PORTLAND, Ore. (AP) — By the best estimate, family and friends provide about $2.2 billion worth of unpaid care to people with Alzheimer's disease in Oregon each year. That's a number equal to the hole in Oregon's budget, and it's not likely to improve anytime soon.
In fact, say Alzheimer's experts, the number of patients will grow — estimates put the number at 110,000 by 2025, a 69-percent spike in cases in just over a decade, as baby boomers begin to grey.
To help Oregonians prepare for that increase, a statewide task force unveiled a proposal Monday that focuses on caregivers, state government and the improving quality of care.
The task force is made up of experts in aging populations, physicians and lawyers. The group has the support of the governor and state legislators, and is part of the U.S. Department of Health and Human Services' national rollout of its National Alzheimer's Project Act.
"We all need to roll up our sleeves and confront Alzheimer's disease now," said Dr. Jeffrey Kaye, a member of the task force and director of geriatric neurology at the Portland Veterans Administration.
The most salient element of the project's goals is to require all caregivers, including family, to get training on dementia and the responsibilities of representing someone with the condition. People in the latter stages of Alzheimer's disease often require in-patient psychiatric treatment and round-the-clock care in a secure setting.
That's not a financial reality for most Oregonians, who are instead left with the choice of requesting a civil commitment of a family member or acting as caregivers themselves. The people who choose to do so aren't required to receive any training
"Family members are thus often appointed as guardians with no training or orientation regarding ethics or the required duties," according to the report.
The proposed solution: By January 2015, Oregon will make training mandatory for anyone appointed to a guardianship position within 90 days of their appointment. The plan does not include an enforcement mechanism for ensuring the guardians get trained.
State government bears part of the burden, too.

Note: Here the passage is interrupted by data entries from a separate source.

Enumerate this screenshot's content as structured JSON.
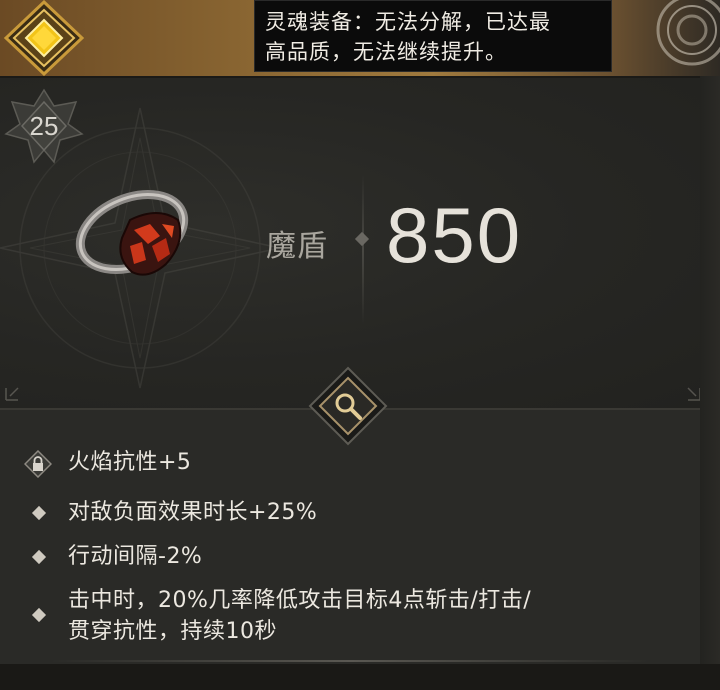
{
  "tooltip": {
    "line1": "灵魂装备：无法分解，已达最",
    "line2": "高品质，无法继续提升。"
  },
  "item": {
    "level": "25",
    "icon": "molten-ring-icon",
    "stat_label": "魔盾",
    "stat_value": "850"
  },
  "affixes": [
    {
      "icon": "lock-icon",
      "lines": [
        "火焰抗性+5"
      ]
    },
    {
      "icon": "diamond-bullet-icon",
      "lines": [
        "对敌负面效果时长+25%"
      ]
    },
    {
      "icon": "diamond-bullet-icon",
      "lines": [
        "行动间隔-2%"
      ]
    },
    {
      "icon": "diamond-bullet-icon",
      "lines": [
        "击中时，20%几率降低攻击目标4点斩击/打击/",
        "贯穿抗性，持续10秒"
      ]
    }
  ],
  "colors": {
    "gold": "#e8b830",
    "panel": "#252623",
    "text": "#ece8e0",
    "muted": "#a9a69e"
  }
}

The report says the state spends $300 million per year in just Medicaid dollars on Alzheimer's patients, and the ripples spread to burden local governments, employers and the healthcare system.
"Families dealing with Alzheimer's face a difficult journey struggling with the impact of this devastating disease," said Kathleen Cody, executive director of the Alzheimer's Association Oregon Chapter, in a release. "By working together, there is hope for the future that caregivers will have the resources they need, and that we will someday achieve our vision of a world without Alzheimer's."
The importance of support groups
Bill Whitney of Southwest Portland was diagnosed with Alzheimer's five months ago. The 82-year-old has rediscovered drawing to help keep his mind engaged. He and his wife, Dee, and his daughter, Marya, are better prepared than most who also struggle to deal with the disease.
"He knows about support groups. He knows about safety issues. His family knows about where to get support for themselves," said Kaye. "Unfortunately, that's not true for most families."
Whitney wasn't afraid to share his story as he did Monday at the unveiling of the state's new plan.
"Instead of living with fear, I live with hope," he said.
Back home he raved about his art therapy class and the impact it has had on him.
"It makes a big difference, I think," he said. "I remember most of it. There are things I don't remember, because I have Alzheimer's, but I remember most of my artwork."
The Alzheimer's Association of Oregon is hosting town hall meetings on the plan later this month in Portland and Salem.
More information: State plan for Alzheimer's disease and related dementias in Oregon
KATU News reporter Patrick Preston contributed to this report.